Having Jim at my side has been the greatest of all gifts. He joins me in being supported by this group and in turn, being supportive. Cancer after all, isn’t just about the person who has it. The commitment and love that is expressed by these incredible caregivers is so beautiful that I often find myself in tears when I hear them introduce themselves as husbands, wives, sherpa’s, cheerleaders, taxi drivers, lovers and teammates.

Some of the bravest people I have ever met sit around that table.

Yet, the last thing we think we are…is brave.

Telling Stories

We all have our stories. Our stories after all make up the tapestry of our lives. Several months ago, I was approached by Health Monitor Network wanting to feature my lung cancer story in their ‘Advanced Lung Cancer’ edition. A ninety minute phone interview followed by a 4 hour photo shoot and this is the final product. Jim and Tess handled their roles beautifully with Tess stealing the show showing off for the camera with a smile on her face and a dance in her step. She continues to amaze us with her resiliency.

I am honored and grateful that Health Monitor Network chose to share our stories, may they reach far and wide. Lung cancer remains the #1 cancer killer in the US, more than colon, breast and prostate cancers combined. Yet the dollars spent is drastically, unfathomably disproportionate in federal spending to other cancers. These statistics are beyond unacceptable and the only way the statistics will change is if our stories are told and action is taken. Share our stories. Change the statistics.

We ALL have lungs.

“Pay No Attention To The Man Behind The Curtain…”

the silent voice of the wizard whispers in my ear as I’m lying on my back, naked from the waist up, arms over my head, unable to move with a metal plate on my diaphragm. I’m trying desperately to not hyperventilate. There are cameras above me and I know someone is watching. The name Varian is imprinted on the space age machine hovering over me and I close my eyes and wait for ‘it’ to happen. 

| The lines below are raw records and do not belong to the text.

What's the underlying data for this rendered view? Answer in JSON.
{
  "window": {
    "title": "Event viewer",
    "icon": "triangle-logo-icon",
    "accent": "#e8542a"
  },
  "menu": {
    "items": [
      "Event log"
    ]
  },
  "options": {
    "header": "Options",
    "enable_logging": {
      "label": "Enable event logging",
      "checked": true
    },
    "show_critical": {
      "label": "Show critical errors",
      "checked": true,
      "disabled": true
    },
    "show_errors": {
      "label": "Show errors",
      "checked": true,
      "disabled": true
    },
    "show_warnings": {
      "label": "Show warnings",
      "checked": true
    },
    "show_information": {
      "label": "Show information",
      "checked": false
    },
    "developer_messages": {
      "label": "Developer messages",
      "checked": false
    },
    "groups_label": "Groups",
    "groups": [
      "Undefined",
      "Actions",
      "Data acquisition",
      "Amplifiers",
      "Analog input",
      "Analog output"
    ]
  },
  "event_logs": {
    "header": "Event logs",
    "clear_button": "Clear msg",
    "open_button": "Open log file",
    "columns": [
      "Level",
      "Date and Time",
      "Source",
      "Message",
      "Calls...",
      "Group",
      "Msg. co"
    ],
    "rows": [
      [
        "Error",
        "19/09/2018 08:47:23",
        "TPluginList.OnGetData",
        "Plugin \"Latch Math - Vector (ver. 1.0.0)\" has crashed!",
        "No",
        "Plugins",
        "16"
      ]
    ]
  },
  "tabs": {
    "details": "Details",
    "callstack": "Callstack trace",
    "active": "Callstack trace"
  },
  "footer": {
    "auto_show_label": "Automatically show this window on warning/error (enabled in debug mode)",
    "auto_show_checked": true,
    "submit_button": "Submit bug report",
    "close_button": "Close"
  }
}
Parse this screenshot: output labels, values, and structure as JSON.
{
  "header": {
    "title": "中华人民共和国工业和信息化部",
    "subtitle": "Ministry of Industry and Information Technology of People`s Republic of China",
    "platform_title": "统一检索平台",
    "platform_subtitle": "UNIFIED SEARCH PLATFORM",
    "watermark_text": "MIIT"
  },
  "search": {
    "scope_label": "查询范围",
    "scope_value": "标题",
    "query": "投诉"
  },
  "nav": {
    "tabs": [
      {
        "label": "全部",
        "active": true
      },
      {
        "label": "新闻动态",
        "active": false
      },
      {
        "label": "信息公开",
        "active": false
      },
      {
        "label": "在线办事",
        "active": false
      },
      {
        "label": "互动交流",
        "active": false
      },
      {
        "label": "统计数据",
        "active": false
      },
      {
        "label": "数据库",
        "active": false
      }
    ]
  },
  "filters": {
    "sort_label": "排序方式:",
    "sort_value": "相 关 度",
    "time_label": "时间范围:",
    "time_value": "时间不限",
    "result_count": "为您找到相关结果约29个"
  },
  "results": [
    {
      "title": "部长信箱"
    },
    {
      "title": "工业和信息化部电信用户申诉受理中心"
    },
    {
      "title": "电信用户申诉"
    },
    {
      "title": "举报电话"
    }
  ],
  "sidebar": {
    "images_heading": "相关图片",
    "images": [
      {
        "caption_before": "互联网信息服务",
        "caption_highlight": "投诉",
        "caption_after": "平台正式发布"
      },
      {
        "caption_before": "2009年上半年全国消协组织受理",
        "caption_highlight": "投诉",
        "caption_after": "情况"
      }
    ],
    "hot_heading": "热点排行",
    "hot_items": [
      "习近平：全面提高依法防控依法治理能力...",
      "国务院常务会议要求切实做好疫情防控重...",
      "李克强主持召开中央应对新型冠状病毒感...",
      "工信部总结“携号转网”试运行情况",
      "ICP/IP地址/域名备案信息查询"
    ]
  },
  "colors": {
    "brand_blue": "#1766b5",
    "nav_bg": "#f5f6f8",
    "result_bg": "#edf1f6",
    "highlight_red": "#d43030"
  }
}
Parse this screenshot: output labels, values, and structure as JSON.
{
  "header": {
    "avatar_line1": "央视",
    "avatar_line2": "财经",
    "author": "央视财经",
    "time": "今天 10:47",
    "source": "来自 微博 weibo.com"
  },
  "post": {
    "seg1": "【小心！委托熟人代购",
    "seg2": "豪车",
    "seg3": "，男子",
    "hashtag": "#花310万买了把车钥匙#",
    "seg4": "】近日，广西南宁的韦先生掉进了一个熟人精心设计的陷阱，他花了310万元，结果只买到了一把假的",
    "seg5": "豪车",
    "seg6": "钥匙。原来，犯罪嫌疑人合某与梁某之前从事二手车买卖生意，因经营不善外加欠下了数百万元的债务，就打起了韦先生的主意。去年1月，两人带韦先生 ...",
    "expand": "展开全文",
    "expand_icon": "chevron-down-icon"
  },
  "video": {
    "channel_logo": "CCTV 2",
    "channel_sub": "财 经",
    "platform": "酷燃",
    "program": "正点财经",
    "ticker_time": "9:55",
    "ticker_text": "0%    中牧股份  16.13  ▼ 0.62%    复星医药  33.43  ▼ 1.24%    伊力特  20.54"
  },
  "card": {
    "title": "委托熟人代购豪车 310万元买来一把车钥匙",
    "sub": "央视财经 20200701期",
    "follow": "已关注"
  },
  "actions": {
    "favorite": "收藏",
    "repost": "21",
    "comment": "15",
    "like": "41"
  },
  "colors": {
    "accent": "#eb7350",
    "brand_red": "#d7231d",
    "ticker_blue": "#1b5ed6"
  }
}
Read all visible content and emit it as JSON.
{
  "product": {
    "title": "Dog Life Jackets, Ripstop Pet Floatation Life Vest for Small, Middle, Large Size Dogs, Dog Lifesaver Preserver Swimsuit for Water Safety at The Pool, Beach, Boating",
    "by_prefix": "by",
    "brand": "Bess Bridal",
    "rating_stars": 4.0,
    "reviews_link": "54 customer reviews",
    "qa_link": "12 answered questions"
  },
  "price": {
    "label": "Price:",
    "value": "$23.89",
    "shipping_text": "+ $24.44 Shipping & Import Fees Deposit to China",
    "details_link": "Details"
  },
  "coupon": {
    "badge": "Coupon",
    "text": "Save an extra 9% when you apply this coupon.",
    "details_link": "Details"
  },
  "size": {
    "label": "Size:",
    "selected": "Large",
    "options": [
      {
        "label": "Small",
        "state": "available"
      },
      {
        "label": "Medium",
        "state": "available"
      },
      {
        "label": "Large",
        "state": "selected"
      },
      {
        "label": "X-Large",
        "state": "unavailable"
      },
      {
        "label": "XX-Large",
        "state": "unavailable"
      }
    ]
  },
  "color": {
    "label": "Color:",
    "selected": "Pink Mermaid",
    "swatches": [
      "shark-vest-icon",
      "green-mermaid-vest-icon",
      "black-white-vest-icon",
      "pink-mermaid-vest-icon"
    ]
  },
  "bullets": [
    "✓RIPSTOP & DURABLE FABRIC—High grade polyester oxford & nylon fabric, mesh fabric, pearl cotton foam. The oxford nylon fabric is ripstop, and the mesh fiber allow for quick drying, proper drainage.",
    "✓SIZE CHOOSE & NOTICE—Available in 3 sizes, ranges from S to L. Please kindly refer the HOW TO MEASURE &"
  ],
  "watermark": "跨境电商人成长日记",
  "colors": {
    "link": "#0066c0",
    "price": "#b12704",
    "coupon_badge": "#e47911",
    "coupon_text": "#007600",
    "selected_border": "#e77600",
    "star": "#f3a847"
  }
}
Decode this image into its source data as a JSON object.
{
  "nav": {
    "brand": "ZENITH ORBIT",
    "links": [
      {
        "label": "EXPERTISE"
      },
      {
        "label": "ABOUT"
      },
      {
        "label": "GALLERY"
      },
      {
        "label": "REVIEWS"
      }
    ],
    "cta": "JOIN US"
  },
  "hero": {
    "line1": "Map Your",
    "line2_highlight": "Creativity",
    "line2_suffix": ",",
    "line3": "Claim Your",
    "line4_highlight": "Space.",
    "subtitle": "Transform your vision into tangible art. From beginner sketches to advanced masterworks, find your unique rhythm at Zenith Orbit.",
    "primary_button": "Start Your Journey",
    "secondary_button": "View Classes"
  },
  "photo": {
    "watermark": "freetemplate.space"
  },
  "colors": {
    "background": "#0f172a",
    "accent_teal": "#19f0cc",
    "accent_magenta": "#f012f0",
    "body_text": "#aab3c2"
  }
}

Goodness, this sounds like a nightmare or a science fiction novel yet to be written. Instead, it’s my experience while getting SBRT to a cancerous nodule threatening to wake up in my lung. 

Other than having a metal plate locked into place on my diaphragm to ‘normalize’ my breathing this hasn’t been as bad as it sounds. Why the metal plate? I was told I was a very good Yogic breather – deep inhalations followed by long exhales. One would think this was a good thing but in this case, not a plus.

The staff is great. My doc is great. The medical physicist I’m told is great but I haven’t met him/her yet so I’ll take their word for it. The techs positioning me on the table are superbly considerate, professional and friendly, clearly explaining what they are doing and what will be happening. It took a week after getting 4D scans to come up with this treatment plan.  A tremendous amount of thought went in to mapping out the trajectory and how to give just the right amount of radiation to just the right areas while doing everything possible to avoid important things like nerves and bones and arteries.  So far, this treatment has been pain free and side effect free, everything that I was told it would be.

Jim and I will return on Monday, Wednesday and Friday this week for the final three SBRT treatments. When will I know if this has worked? Possibly not for six months. My next scan in two-three months will more than likely show an uptake in SUV activity because of inflammation caused by the radiation so the following scan will be a better indicator.

When I look back on the past two and a half years, I think I’ve done pretty well in confronting my fear, seeing it’s face and acknowledging what can be gained and/or lost. But, every time a new treatment arises, I must once again go back to the well and find more faith, more hope, and more strength. With help I find it, I always find it, but DAMN this is a crazy ride. 

While not very original this was a moment for me… I got my very first tattoos! I asked for something exotic with color, flowers and feathers but I was only allowed four tiny black dots for reference. Permanent reminders of a hopeful future. Too bad my insurance doesn’t cover body art. These tiny black dots are the beginnings of a new chapter and I think the completed picture will be quite lovely.

The awesome Kirsten and Ally with ‘Varian’ in the back